Pori Art Museum is situated in the centre of the town by the river Kokemäki; it resides in an old ware- and weighhouse originally built for the use of the customs. The ware- and weighhouse was built of stone on the riverbank below the town hall in 1858 – 1860. This large rusticated building that extends through the whole block was designed by architect C.J. von Heideken.
In 1897 the ware and weighhouse was expanded by architect Gustaf Nyström who gave the ware- and weighhouse its present external form. The new plan doubled the depth of the building and separated it from the town hall park by an eight meter wide alley. Nyström also raised the gables of the warehouse into two storey towers. In terms of style the expansion continued the work started by Heideken by developing the neorenaissance inspired form of the original warehouse freely in the spirit of an academic neoclassicism.
When the warehouse on the riverbank was gradually vacated, a proposal was made for establishing an art museum. The idea received support from the great patron and culture lover Maire Gullichsen, who actively promoted the project in many ways. The City Council of Pori finally reserved the building with the lot for an art museum on June 7, 1967. Plans for the renovation were ordered from architect Kristian Gullichsen.
The conversion of the warehouse into an art museum was started in the 1970s. Plans were made by thearchitect’s office Arkkitehdit Ky under the supervision of Mr. Kristian Gullichsen. The exterior of the building was restored to follow the 1897 renovation. The interiors that had originally been designed to serve as cold storage space had to be rebuiltalmost completely. The vaulted doors became windows facing the beautiful historical riverbank milieu. The art museum was completed in 1981.

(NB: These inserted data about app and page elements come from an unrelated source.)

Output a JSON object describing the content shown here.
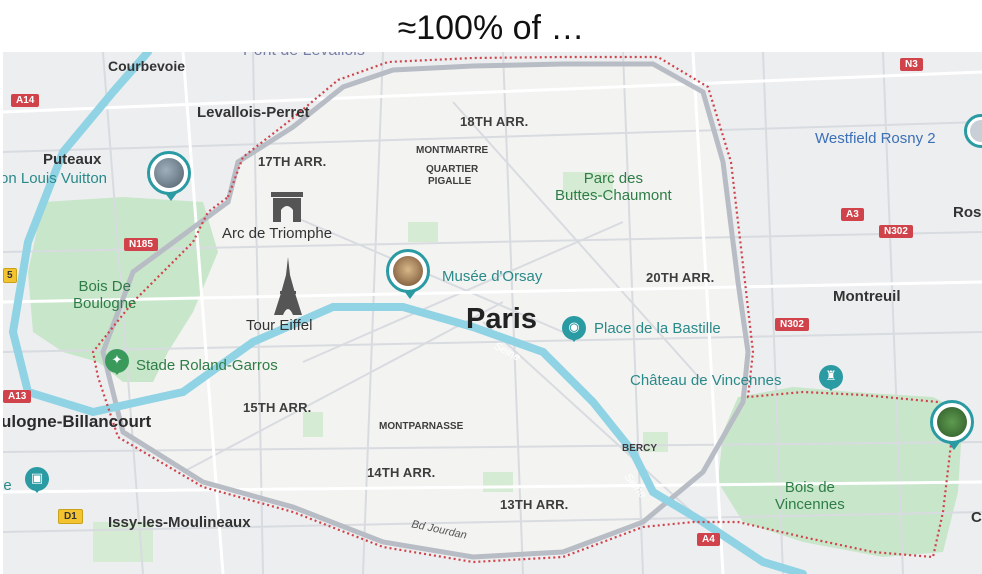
{
  "title": "≈100% of …",
  "map": {
    "city": "Paris",
    "river": "Seine",
    "river2": "Seine",
    "street": "Bd Jourdan",
    "arrondissements": {
      "a18": "18TH ARR.",
      "a17": "17TH ARR.",
      "a20": "20TH ARR.",
      "a15": "15TH ARR.",
      "a14": "14TH ARR.",
      "a13": "13TH ARR."
    },
    "neighborhoods": {
      "montmartre": "MONTMARTRE",
      "quartier": "QUARTIER",
      "pigalle": "PIGALLE",
      "montparnasse": "MONTPARNASSE",
      "bercy": "BERCY"
    },
    "towns": {
      "courbevoie": "Courbevoie",
      "levallois": "Levallois-Perret",
      "puteaux": "Puteaux",
      "boulogne": "ulogne-Billancourt",
      "issy": "Issy-les-Moulineaux",
      "montreuil": "Montreuil",
      "rosny": "Ros",
      "right_c": "C",
      "pont": "Pont de Levallois"
    },
    "pois": {
      "louis_vuitton": "on Louis Vuitton",
      "arc": "Arc de Triomphe",
      "eiffel": "Tour Eiffel",
      "orsay": "Musée d'Orsay",
      "bastille": "Place de la Bastille",
      "roland_garros": "Stade Roland-Garros",
      "vincennes_chateau": "Château de Vincennes",
      "westfield": "Westfield Rosny 2",
      "left_e": "le"
    },
    "parks": {
      "boulogne_1": "Bois De",
      "boulogne_2": "Boulogne",
      "buttes_1": "Parc des",
      "buttes_2": "Buttes-Chaumont",
      "vincennes_1": "Bois de",
      "vincennes_2": "Vincennes"
    },
    "road_shields": {
      "a14": "A14",
      "n185": "N185",
      "n3": "N3",
      "a3": "A3",
      "n302a": "N302",
      "n302b": "N302",
      "a13": "A13",
      "d1": "D1",
      "a4": "A4",
      "five": "5"
    },
    "icons": {
      "arc": "arc-de-triomphe-icon",
      "eiffel": "eiffel-tower-icon",
      "camera": "camera-icon",
      "tennis": "stadium-icon",
      "castle": "castle-icon",
      "photo_pin": "photo-pin-icon"
    },
    "colors": {
      "park": "#c8e6c9",
      "water": "#8fd3e4",
      "boundary": "#d0434a",
      "poi_teal": "#2a9aa3"
    }
  }
}
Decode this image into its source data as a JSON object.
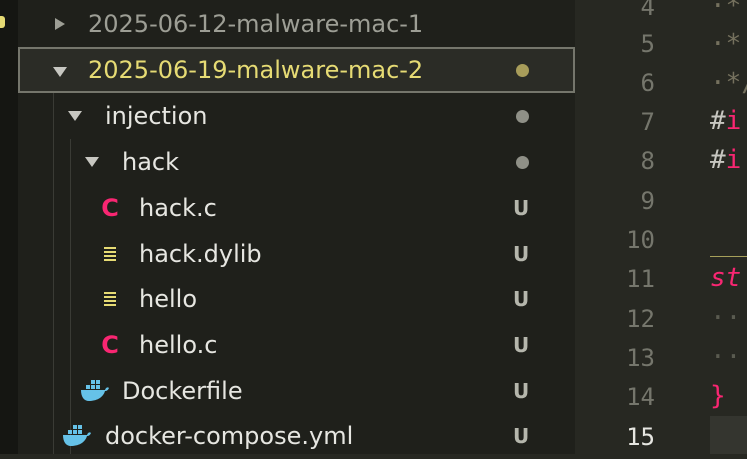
{
  "explorer": {
    "rows": [
      {
        "label": "2025-06-12-malware-mac-1",
        "kind": "folder-collapsed",
        "status": ""
      },
      {
        "label": "2025-06-19-malware-mac-2",
        "kind": "folder-expanded",
        "status": "dot"
      },
      {
        "label": "injection",
        "kind": "folder-expanded",
        "status": "dot"
      },
      {
        "label": "hack",
        "kind": "folder-expanded",
        "status": "dot"
      },
      {
        "label": "hack.c",
        "kind": "c-file",
        "status": "U"
      },
      {
        "label": "hack.dylib",
        "kind": "binary-file",
        "status": "U"
      },
      {
        "label": "hello",
        "kind": "binary-file",
        "status": "U"
      },
      {
        "label": "hello.c",
        "kind": "c-file",
        "status": "U"
      },
      {
        "label": "Dockerfile",
        "kind": "docker-file",
        "status": "U"
      },
      {
        "label": "docker-compose.yml",
        "kind": "docker-file",
        "status": "U"
      }
    ]
  },
  "editor": {
    "line_numbers": [
      "4",
      "5",
      "6",
      "7",
      "8",
      "9",
      "10",
      "11",
      "12",
      "13",
      "14",
      "15"
    ],
    "current_line": "15",
    "code_lines": {
      "l4": "·*",
      "l5": "·*",
      "l6": "·*/",
      "l7_hash": "#",
      "l7_kw": "i",
      "l8_hash": "#",
      "l8_kw": "i",
      "l11": "st",
      "l12": "··",
      "l13": "··",
      "l14": "}"
    }
  },
  "colors": {
    "accent_yellow": "#e6db74",
    "keyword_pink": "#f92672",
    "docker_blue": "#66c2e8"
  }
}
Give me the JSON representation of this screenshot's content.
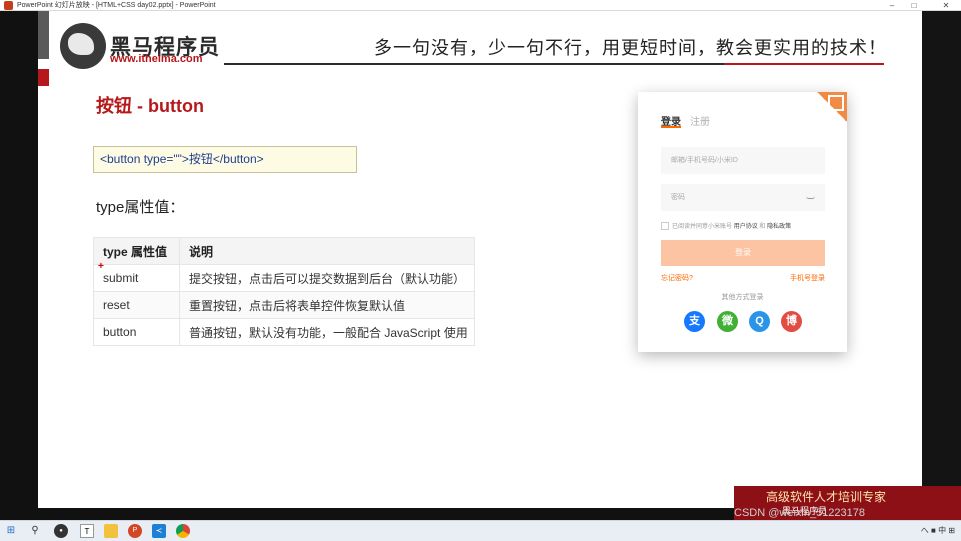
{
  "window": {
    "title": "PowerPoint 幻灯片放映 - [HTML+CSS day02.pptx] - PowerPoint",
    "minimize": "–",
    "maximize": "□",
    "close": "✕"
  },
  "header": {
    "brand_cn": "黑马程序员",
    "brand_url": "www.itheima.com",
    "slogan": "多一句没有，少一句不行，用更短时间，教会更实用的技术！"
  },
  "slide": {
    "title": "按钮 - button",
    "code": "<button type=\"\">按钮</button>",
    "type_label": "type属性值：",
    "table": {
      "headers": [
        "type 属性值",
        "说明"
      ],
      "rows": [
        [
          "submit",
          "提交按钮，点击后可以提交数据到后台（默认功能）"
        ],
        [
          "reset",
          "重置按钮，点击后将表单控件恢复默认值"
        ],
        [
          "button",
          "普通按钮，默认没有功能，一般配合 JavaScript 使用"
        ]
      ]
    }
  },
  "login_card": {
    "tab_login": "登录",
    "tab_register": "注册",
    "account_placeholder": "邮箱/手机号码/小米ID",
    "password_placeholder": "密码",
    "agree_prefix": "已阅读并同意小米账号",
    "agree_terms": "用户协议",
    "agree_and": "和",
    "agree_privacy": "隐私政策",
    "login_button": "登录",
    "forgot": "忘记密码?",
    "phone_login": "手机号登录",
    "other_ways": "其他方式登录",
    "social": [
      "支",
      "微",
      "Q",
      "博"
    ]
  },
  "banner": {
    "text": "高级软件人才培训专家",
    "sub": "黑马程序员",
    "watermark": "CSDN @weixin_51223178"
  },
  "taskbar": {
    "tray_text": "へ ■ 中 ⊞"
  },
  "colors": {
    "brand_red": "#b5191b",
    "mi_orange": "#ff6700"
  }
}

The gross floor area of the musem is about 2800 m², of which about 800m² is dedicated to exhibitions, and lounges take up about 200 m². The organization of the exhibition space inthe spirit of modernism has proven very successful both in esthetic terms and with a view to the technical requirements of the museum.